A few years ago, Virginia Republicans passed a developer friendly bill mandating that each locality designate an “urban development area” in which medium-density construction would be permitted. It doesn’t require that higher density structures actually be built, but it does require that they be permitted. Similarly, it doesn’t require that mixed-use development be built, but it does require that it be permitted. Naturally, a conservative Virginia state legislator has teamed up with a local Tea Party group is looking to overturn this and has founded an outfit called the Campaign for Liberty in defense of stringent development restrictions.
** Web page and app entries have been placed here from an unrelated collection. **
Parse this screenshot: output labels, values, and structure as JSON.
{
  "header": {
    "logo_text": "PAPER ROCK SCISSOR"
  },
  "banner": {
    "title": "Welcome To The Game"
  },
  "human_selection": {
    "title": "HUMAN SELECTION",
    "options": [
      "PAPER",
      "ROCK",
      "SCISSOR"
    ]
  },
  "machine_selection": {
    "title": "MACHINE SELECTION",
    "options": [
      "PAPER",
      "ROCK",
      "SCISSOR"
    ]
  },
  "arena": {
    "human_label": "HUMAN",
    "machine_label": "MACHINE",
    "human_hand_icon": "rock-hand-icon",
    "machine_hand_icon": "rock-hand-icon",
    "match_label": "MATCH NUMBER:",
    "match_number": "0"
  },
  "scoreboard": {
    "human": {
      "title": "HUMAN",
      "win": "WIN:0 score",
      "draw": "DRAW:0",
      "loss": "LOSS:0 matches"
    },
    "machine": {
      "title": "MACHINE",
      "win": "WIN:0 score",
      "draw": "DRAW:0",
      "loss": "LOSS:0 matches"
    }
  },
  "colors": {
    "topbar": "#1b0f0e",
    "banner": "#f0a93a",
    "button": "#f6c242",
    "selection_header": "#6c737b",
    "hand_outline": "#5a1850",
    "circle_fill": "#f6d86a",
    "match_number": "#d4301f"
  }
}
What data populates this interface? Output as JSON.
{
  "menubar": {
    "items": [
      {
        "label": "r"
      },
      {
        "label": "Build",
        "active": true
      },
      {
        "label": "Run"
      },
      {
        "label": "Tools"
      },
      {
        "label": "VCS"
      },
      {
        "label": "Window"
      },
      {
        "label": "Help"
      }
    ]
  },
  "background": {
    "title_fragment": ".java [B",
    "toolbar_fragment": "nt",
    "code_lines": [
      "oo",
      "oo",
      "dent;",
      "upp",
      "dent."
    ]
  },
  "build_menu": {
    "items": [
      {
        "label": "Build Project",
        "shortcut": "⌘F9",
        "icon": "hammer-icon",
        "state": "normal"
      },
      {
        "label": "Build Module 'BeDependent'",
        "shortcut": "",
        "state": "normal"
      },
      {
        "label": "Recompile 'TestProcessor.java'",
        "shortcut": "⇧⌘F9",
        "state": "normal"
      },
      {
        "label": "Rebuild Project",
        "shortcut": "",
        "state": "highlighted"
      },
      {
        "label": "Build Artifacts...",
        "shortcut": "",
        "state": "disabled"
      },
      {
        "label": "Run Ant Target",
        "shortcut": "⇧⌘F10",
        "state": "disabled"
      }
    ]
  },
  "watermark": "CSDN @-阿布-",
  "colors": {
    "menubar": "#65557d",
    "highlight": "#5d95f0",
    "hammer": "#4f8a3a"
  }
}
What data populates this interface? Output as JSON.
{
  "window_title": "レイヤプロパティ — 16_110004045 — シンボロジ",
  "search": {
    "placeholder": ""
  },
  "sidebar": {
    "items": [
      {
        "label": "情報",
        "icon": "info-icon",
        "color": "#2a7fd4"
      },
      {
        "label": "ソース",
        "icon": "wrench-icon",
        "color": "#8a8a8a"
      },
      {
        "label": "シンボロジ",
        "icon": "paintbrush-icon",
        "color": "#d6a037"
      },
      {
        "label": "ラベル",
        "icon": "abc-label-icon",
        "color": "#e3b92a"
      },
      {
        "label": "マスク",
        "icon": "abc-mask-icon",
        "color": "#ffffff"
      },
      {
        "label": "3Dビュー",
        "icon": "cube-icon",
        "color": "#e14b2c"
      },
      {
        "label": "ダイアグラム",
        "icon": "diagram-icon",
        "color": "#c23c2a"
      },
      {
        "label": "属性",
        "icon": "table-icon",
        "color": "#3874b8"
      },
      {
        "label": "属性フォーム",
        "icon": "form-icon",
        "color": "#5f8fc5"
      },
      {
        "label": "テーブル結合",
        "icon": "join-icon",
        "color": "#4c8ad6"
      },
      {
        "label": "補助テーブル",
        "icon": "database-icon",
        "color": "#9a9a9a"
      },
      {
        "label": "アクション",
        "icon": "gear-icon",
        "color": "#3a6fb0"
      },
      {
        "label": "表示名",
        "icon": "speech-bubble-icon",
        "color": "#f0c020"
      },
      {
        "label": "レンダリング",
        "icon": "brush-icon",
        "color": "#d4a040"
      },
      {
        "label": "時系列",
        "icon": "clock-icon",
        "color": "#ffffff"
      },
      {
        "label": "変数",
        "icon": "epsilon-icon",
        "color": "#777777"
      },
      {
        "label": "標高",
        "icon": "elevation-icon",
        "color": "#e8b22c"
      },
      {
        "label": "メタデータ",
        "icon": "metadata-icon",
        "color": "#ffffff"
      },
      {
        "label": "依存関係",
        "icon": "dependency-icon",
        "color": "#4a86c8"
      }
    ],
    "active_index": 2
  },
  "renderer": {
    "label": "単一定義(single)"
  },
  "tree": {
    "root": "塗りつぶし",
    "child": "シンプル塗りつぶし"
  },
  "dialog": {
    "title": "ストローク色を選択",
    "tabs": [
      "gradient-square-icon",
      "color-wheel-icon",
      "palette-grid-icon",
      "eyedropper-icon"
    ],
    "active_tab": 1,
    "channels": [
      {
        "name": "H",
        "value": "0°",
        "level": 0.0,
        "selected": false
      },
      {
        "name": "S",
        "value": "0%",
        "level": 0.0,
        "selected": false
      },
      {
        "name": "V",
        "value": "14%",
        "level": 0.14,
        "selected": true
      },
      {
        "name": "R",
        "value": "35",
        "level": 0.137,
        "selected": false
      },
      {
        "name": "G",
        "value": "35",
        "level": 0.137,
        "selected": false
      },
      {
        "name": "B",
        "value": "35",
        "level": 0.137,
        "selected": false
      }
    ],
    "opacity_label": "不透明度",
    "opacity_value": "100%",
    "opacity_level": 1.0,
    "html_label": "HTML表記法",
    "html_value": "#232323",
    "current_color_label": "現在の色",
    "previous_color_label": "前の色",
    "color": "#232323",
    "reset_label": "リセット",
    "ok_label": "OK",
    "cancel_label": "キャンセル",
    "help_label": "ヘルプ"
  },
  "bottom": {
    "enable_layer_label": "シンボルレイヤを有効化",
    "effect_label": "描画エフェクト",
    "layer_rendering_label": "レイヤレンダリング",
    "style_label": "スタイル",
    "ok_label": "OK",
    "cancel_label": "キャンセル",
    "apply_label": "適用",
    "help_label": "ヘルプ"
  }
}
Stephen Smith, who has a good post on this, seems surprised. But there’s really nothing surprising about it. Freedom-talk is an important influence in American rhetoric, but it—and especially its self-consciously antiquarian cousin liberty-talk—has nothing to do with any analytically respectable conception of freedom. It has to do with safeguarding the perceived self-interest, lifestyle, and social status of the right sort of people. This is a country where the free market position is that for-profit colleges should have a right to unrestricted government subsidies. So why shouldn’t “liberty” mean the liberty of rich suburbanites to ban medium-density construction? Here’s a group of people being forced to do something they don’t like and they don’t like being forced to accept urbanization any more than conservatives like being forced to let gay couples get married or the conservatives of yore liked being forced to integrate the Montgomery bus system. Change feels coercive to people.